Two other musical genres birthed in the 90’s had a huge and ironic affect on punk rock: gangsta rap and grunge. Gangsta rap gave the bored, suburban white kids a new rebel music to listen to, a new rebellious culture to adopt, and a new kind of musical artist to emulate. Musically, grunge was a more palatable offshoot of punk, made tastier by Black Sabbath riffs and – gasp – melody. While both genres rode a tidal wave of popularity into the our culture and consciousness, the massive debt they owed to punk rock went unpaid.
In some ways this was a blessing in disguise for punk rock, because it forced the punk rockers – with their combat boots, skinny jeans, and leather jackets – to the fringes once again. And since punk by its very nature belongs on the fringes, by the end of the 90’s and 2000’s punk seemed to have come full circle.
And such is the nature of circles: when they close, there is nowhere else to go. So punk isn’t really dead, but back where it truly belongs – in the basements, in the garages, in the dingy clubs, in the hearts and minds of disaffected youth and nostalgic, never-say-die adults.
But that is just one man’s opinion from the sidelines. To truly find out where punk is at, we might be better served hearing from someone who didn’t watch from the sidelines, but played the game, who personified the punk ethos, who became a punk rock legend.

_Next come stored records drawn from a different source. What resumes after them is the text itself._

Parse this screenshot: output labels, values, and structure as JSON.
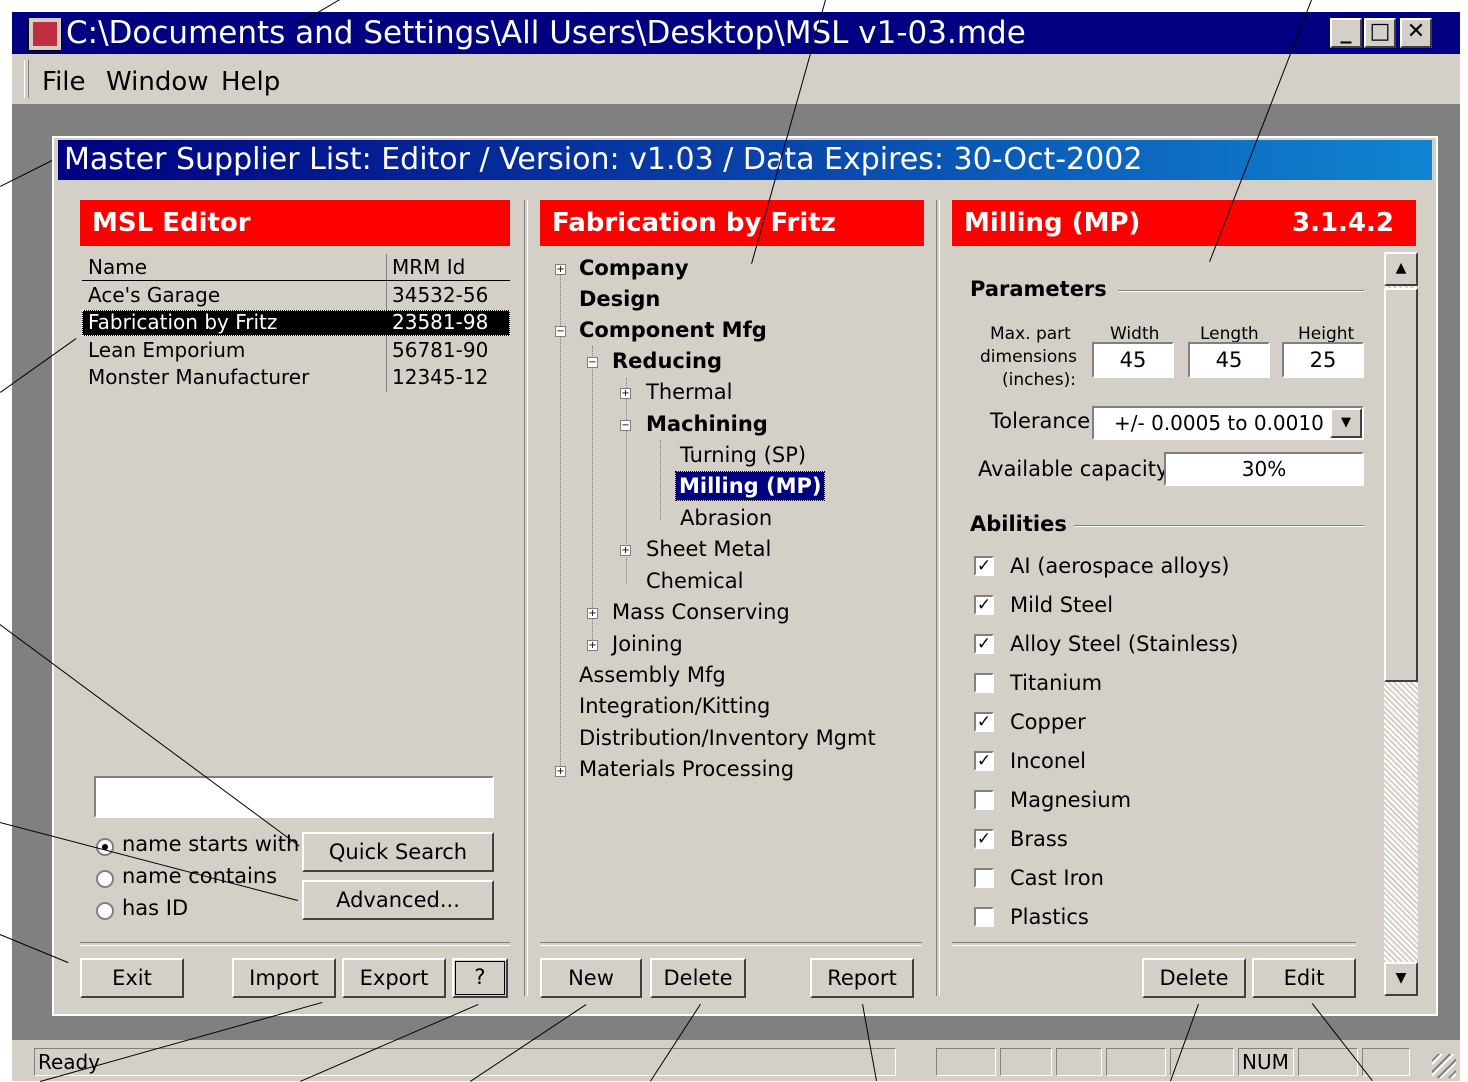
{
  "window": {
    "title": "C:\\Documents and Settings\\All Users\\Desktop\\MSL v1-03.mde",
    "minimize_glyph": "_",
    "maximize_glyph": "□",
    "close_glyph": "✕"
  },
  "menu": {
    "file": "File",
    "window": "Window",
    "help": "Help"
  },
  "child_title": "Master Supplier List: Editor  /  Version: v1.03  /  Data Expires: 30-Oct-2002",
  "left_panel": {
    "header": "MSL Editor",
    "columns": {
      "name": "Name",
      "id": "MRM Id"
    },
    "rows": [
      {
        "name": "Ace's Garage",
        "id": "34532-56"
      },
      {
        "name": "Fabrication by Fritz",
        "id": "23581-98"
      },
      {
        "name": "Lean Emporium",
        "id": "56781-90"
      },
      {
        "name": "Monster Manufacturer",
        "id": "12345-12"
      }
    ],
    "search_value": "",
    "radios": {
      "starts": "name starts with",
      "contains": "name contains",
      "has_id": "has ID"
    },
    "quick_search": "Quick Search",
    "advanced": "Advanced...",
    "exit": "Exit",
    "import": "Import",
    "export": "Export",
    "help": "?"
  },
  "middle_panel": {
    "header": "Fabrication by Fritz",
    "tree": {
      "company": "Company",
      "design": "Design",
      "component_mfg": "Component Mfg",
      "reducing": "Reducing",
      "thermal": "Thermal",
      "machining": "Machining",
      "turning": "Turning (SP)",
      "milling": "Milling (MP)",
      "abrasion": "Abrasion",
      "sheet_metal": "Sheet Metal",
      "chemical": "Chemical",
      "mass_conserving": "Mass Conserving",
      "joining": "Joining",
      "assembly": "Assembly Mfg",
      "integration": "Integration/Kitting",
      "distribution": "Distribution/Inventory Mgmt",
      "materials": "Materials Processing"
    },
    "new": "New",
    "delete": "Delete",
    "report": "Report"
  },
  "right_panel": {
    "header": "Milling (MP)",
    "code": "3.1.4.2",
    "parameters_label": "Parameters",
    "max_dims_label_1": "Max. part",
    "max_dims_label_2": "dimensions",
    "max_dims_label_3": "(inches):",
    "width_label": "Width",
    "length_label": "Length",
    "height_label": "Height",
    "width": "45",
    "length": "45",
    "height": "25",
    "tolerance_label": "Tolerance",
    "tolerance": "+/- 0.0005 to 0.0010",
    "capacity_label": "Available capacity:",
    "capacity": "30%",
    "abilities_label": "Abilities",
    "abilities": [
      {
        "label": "AI (aerospace alloys)",
        "checked": true
      },
      {
        "label": "Mild Steel",
        "checked": true
      },
      {
        "label": "Alloy Steel (Stainless)",
        "checked": true
      },
      {
        "label": "Titanium",
        "checked": false
      },
      {
        "label": "Copper",
        "checked": true
      },
      {
        "label": "Inconel",
        "checked": true
      },
      {
        "label": "Magnesium",
        "checked": false
      },
      {
        "label": "Brass",
        "checked": true
      },
      {
        "label": "Cast Iron",
        "checked": false
      },
      {
        "label": "Plastics",
        "checked": false
      }
    ],
    "delete": "Delete",
    "edit": "Edit"
  },
  "status": {
    "ready": "Ready",
    "num": "NUM"
  }
}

Joe Keithley (a.k.a. Shithead) is a testament to the endurance of punk rock. As leader of quintessential punk band DOA, he is the epitome of a punk rocker. DOA burst upon the scene as part of the early 80’s Westcoast punk explosion and has since become one of the most enduring and influential punk bands, not just in their hometown of Vancouver, but across the globe.
For Keithley, the very essence of punk rock means that it can never go away.
“In punk music, sound and look are secondary to attitude,” he says. “Punk has always been the perfect vehicle for kids who are mad at authority, and there will never be a shortage of those.”
So while it may slide back underground and never be the sensation it once was, punk will never die as long as there are disaffected youth and people who have something to express.
“For me, punk rock is the most real way of expressing ourselves,” Keithley insists. “It’s about being mentally free. It’s about the jolt. You can look punk and you can sound punk, but you are not punk if you don’t have something to say. In the end, art has to triumph over lustre.”
Keithley accepts that the two decades between 1990 and 2010, with the rise of punk offshoots like grunge and what he calls “mall punk,” almost brought punk to the mainstream. But he seems content that punk is returning to its roots. More importantly, he believes that punk has a future, that it is going nowhere.
“It’s more underground now,” he says. “And it’s back in the suburbs. but it will never go away. Punk has always been a DIY movement, and it’s easier than ever for kids to make a record or a song on their own. Punk’s gonna be around forever, like country and jazz.”
So where did punk go? Everywhere and nowhere. Like all counter-culture movements, punk is reactionary, born out of disaffection and rebellion. Whether it was labour politics in England, or Reaganomics in America, punk rock began as a reactive voice during troubled times. It was an expression of anger – at parents, cops, the government, the system. It was defiant music. It was middle finger music. It was I-don’t-give-a-fuck music.
And so it shall remain.
Photos by Bev Davies
Top Photo: Dead Kennedy’s, 1981, London. Photo by Bev Davies